you were taken from among us, and left your son, Tawhiao, to carry out the instructions which you left with him. We are thus weeping for you, whom you have left."
Taupiri then rose:--
"Thou glowing sun that sinkest in the horizon,
Leaving me to dwell in solitude,
Oh! linger for a while to gladden me
With thy presence. From whence these tears?
That so bedew my cheeks. Are they
From Whakaahurangi's lake supplied?
When with trouble I'm opprest,
As of yore, I raise my voice to thee, McLean!
But alas! thou wilt ne'er again
These sores make well, -- nor
This troubled heart bring joy,
Like unto the Albatross that
Buoys itself round promontories,
Thou keep'st watch over the land;
Thou art gone, and the heavens
Enwrapped in mist,

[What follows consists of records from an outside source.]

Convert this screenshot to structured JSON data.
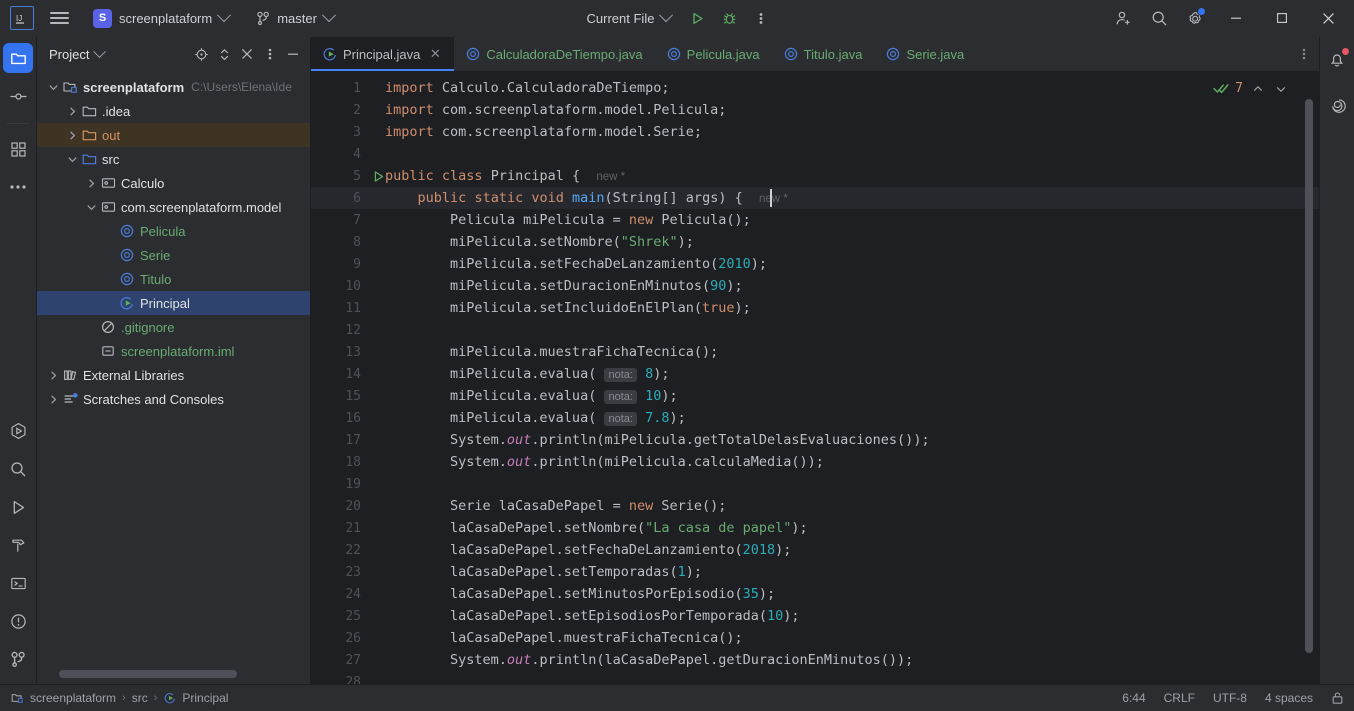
{
  "titlebar": {
    "logo_alt": "IJ",
    "menu_icon": "hamburger-icon",
    "project_initial": "S",
    "project_name": "screenplataform",
    "branch_icon": "vcs-branch-icon",
    "branch_name": "master",
    "run_config": "Current File",
    "run_icon": "run-icon",
    "debug_icon": "debug-icon",
    "more_icon": "more-vertical-icon",
    "account_icon": "add-user-icon",
    "search_icon": "search-icon",
    "settings_icon": "gear-icon",
    "minimize": "–",
    "maximize": "□",
    "close": "✕"
  },
  "left_rail": [
    {
      "name": "project-tool-button",
      "icon": "folder-icon",
      "active": true
    },
    {
      "name": "commit-tool-button",
      "icon": "commit-node-icon",
      "active": false
    },
    {
      "name": "structure-tool-button",
      "icon": "grid-squares-icon",
      "active": false
    },
    {
      "name": "more-tool-windows-button",
      "icon": "ellipsis-icon",
      "active": false
    },
    {
      "name": "run-anything-button",
      "icon": "hex-run-icon",
      "active": false
    },
    {
      "name": "find-button",
      "icon": "search-icon",
      "active": false
    },
    {
      "name": "run-tool-button",
      "icon": "play-icon",
      "active": false
    },
    {
      "name": "build-tool-button",
      "icon": "hammer-icon",
      "active": false
    },
    {
      "name": "terminal-tool-button",
      "icon": "terminal-icon",
      "active": false
    },
    {
      "name": "problems-tool-button",
      "icon": "warning-circle-icon",
      "active": false
    },
    {
      "name": "version-control-button",
      "icon": "vcs-branch-icon",
      "active": false
    }
  ],
  "right_rail": [
    {
      "name": "notifications-button",
      "icon": "bell-icon",
      "badge": true
    },
    {
      "name": "ai-assistant-button",
      "icon": "spiral-icon",
      "badge": false
    }
  ],
  "project_panel": {
    "title": "Project",
    "title_chevron": "chevron-down-icon",
    "actions": [
      {
        "name": "select-opened-file-button",
        "icon": "crosshair-icon"
      },
      {
        "name": "expand-collapse-button",
        "icon": "updown-chevrons-icon"
      },
      {
        "name": "collapse-all-button",
        "icon": "collapse-icon"
      },
      {
        "name": "panel-options-button",
        "icon": "more-vertical-icon"
      },
      {
        "name": "hide-panel-button",
        "icon": "minimize-icon"
      }
    ],
    "tree": [
      {
        "label": "screenplataform",
        "path": "C:\\Users\\Elena\\Ide",
        "depth": 0,
        "toggle": "expanded",
        "icon": "module-icon",
        "color": "default",
        "state": "normal",
        "bold": true
      },
      {
        "label": ".idea",
        "path": "",
        "depth": 1,
        "toggle": "collapsed",
        "icon": "folder-icon",
        "color": "default",
        "state": "normal",
        "bold": false
      },
      {
        "label": "out",
        "path": "",
        "depth": 1,
        "toggle": "collapsed",
        "icon": "folder-orange-icon",
        "color": "orange",
        "state": "highlighted",
        "bold": false
      },
      {
        "label": "src",
        "path": "",
        "depth": 1,
        "toggle": "expanded",
        "icon": "folder-blue-icon",
        "color": "default",
        "state": "normal",
        "bold": false
      },
      {
        "label": "Calculo",
        "path": "",
        "depth": 2,
        "toggle": "collapsed",
        "icon": "package-icon",
        "color": "default",
        "state": "normal",
        "bold": false
      },
      {
        "label": "com.screenplataform.model",
        "path": "",
        "depth": 2,
        "toggle": "expanded",
        "icon": "package-icon",
        "color": "default",
        "state": "normal",
        "bold": false
      },
      {
        "label": "Pelicula",
        "path": "",
        "depth": 3,
        "toggle": "none",
        "icon": "java-class-icon",
        "color": "green",
        "state": "normal",
        "bold": false
      },
      {
        "label": "Serie",
        "path": "",
        "depth": 3,
        "toggle": "none",
        "icon": "java-class-icon",
        "color": "green",
        "state": "normal",
        "bold": false
      },
      {
        "label": "Titulo",
        "path": "",
        "depth": 3,
        "toggle": "none",
        "icon": "java-class-icon",
        "color": "green",
        "state": "normal",
        "bold": false
      },
      {
        "label": "Principal",
        "path": "",
        "depth": 3,
        "toggle": "none",
        "icon": "java-runnable-class-icon",
        "color": "default",
        "state": "selected",
        "bold": false
      },
      {
        "label": ".gitignore",
        "path": "",
        "depth": 2,
        "toggle": "none",
        "icon": "gitignore-icon",
        "color": "green",
        "state": "normal",
        "bold": false
      },
      {
        "label": "screenplataform.iml",
        "path": "",
        "depth": 2,
        "toggle": "none",
        "icon": "iml-file-icon",
        "color": "green",
        "state": "normal",
        "bold": false
      },
      {
        "label": "External Libraries",
        "path": "",
        "depth": 0,
        "toggle": "collapsed",
        "icon": "libraries-icon",
        "color": "default",
        "state": "normal",
        "bold": false
      },
      {
        "label": "Scratches and Consoles",
        "path": "",
        "depth": 0,
        "toggle": "collapsed",
        "icon": "scratches-icon",
        "color": "default",
        "state": "normal",
        "bold": false
      }
    ]
  },
  "editor": {
    "tabs": [
      {
        "label": "Principal.java",
        "icon": "java-runnable-class-icon",
        "active": true,
        "closable": true
      },
      {
        "label": "CalculadoraDeTiempo.java",
        "icon": "java-class-icon",
        "active": false,
        "closable": false
      },
      {
        "label": "Pelicula.java",
        "icon": "java-class-icon",
        "active": false,
        "closable": false
      },
      {
        "label": "Titulo.java",
        "icon": "java-class-icon",
        "active": false,
        "closable": false
      },
      {
        "label": "Serie.java",
        "icon": "java-class-icon",
        "active": false,
        "closable": false
      }
    ],
    "tabs_more_icon": "more-vertical-icon",
    "inspection": {
      "status_icon": "double-check-icon",
      "count": "7",
      "prev_icon": "chevron-up-icon",
      "next_icon": "chevron-down-icon"
    },
    "current_line": 6,
    "first_line": 1,
    "last_line": 28,
    "run_gutter_lines": [
      5,
      6
    ],
    "code_lines": [
      "import Calculo.CalculadoraDeTiempo;",
      "import com.screenplataform.model.Pelicula;",
      "import com.screenplataform.model.Serie;",
      "",
      "public class Principal {  new *",
      "    public static void main(String[] args) {  new *",
      "        Pelicula miPelicula = new Pelicula();",
      "        miPelicula.setNombre(\"Shrek\");",
      "        miPelicula.setFechaDeLanzamiento(2010);",
      "        miPelicula.setDuracionEnMinutos(90);",
      "        miPelicula.setIncluidoEnElPlan(true);",
      "",
      "        miPelicula.muestraFichaTecnica();",
      "        miPelicula.evalua( nota: 8);",
      "        miPelicula.evalua( nota: 10);",
      "        miPelicula.evalua( nota: 7.8);",
      "        System.out.println(miPelicula.getTotalDelasEvaluaciones());",
      "        System.out.println(miPelicula.calculaMedia());",
      "",
      "        Serie laCasaDePapel = new Serie();",
      "        laCasaDePapel.setNombre(\"La casa de papel\");",
      "        laCasaDePapel.setFechaDeLanzamiento(2018);",
      "        laCasaDePapel.setTemporadas(1);",
      "        laCasaDePapel.setMinutosPorEpisodio(35);",
      "        laCasaDePapel.setEpisodiosPorTemporada(10);",
      "        laCasaDePapel.muestraFichaTecnica();",
      "        System.out.println(laCasaDePapel.getDuracionEnMinutos());",
      ""
    ]
  },
  "status_bar": {
    "breadcrumbs": [
      {
        "label": "screenplataform",
        "icon": "module-icon"
      },
      {
        "label": "src",
        "icon": "none"
      },
      {
        "label": "Principal",
        "icon": "java-runnable-class-icon"
      }
    ],
    "separator": "›",
    "caret_position": "6:44",
    "line_separator": "CRLF",
    "encoding": "UTF-8",
    "indent": "4 spaces",
    "lock_icon": "lock-icon"
  },
  "colors": {
    "accent": "#3574f0",
    "keyword": "#cf8e6d",
    "string": "#6aab73",
    "number": "#2aacb8",
    "method": "#56a8f5",
    "field": "#c77dbb",
    "selection": "#2e436e",
    "highlight": "#3f3424",
    "editor_bg": "#1e1f22",
    "panel_bg": "#2b2d30"
  }
}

Think fit to mourn. --"
To the Editor of "Wananga":--
"Friend,! Salutations to you! Receive these my few words on board, so as my friends the Whites and Maoris, may listen to the pouring out of my great and heart-rending grief, for my beloved friend, Sir Donald McLean, who has been torn away from us."
"A song of mourning of mine, for Sir Donald McLean.":--
"Depart, my old friend, depart!
The Father of the orphan and the widow,
Depart, thou, Oh Father, of the little
And the great! My love and grief
For you will never cease!
Thus I pour out my grief in a song!"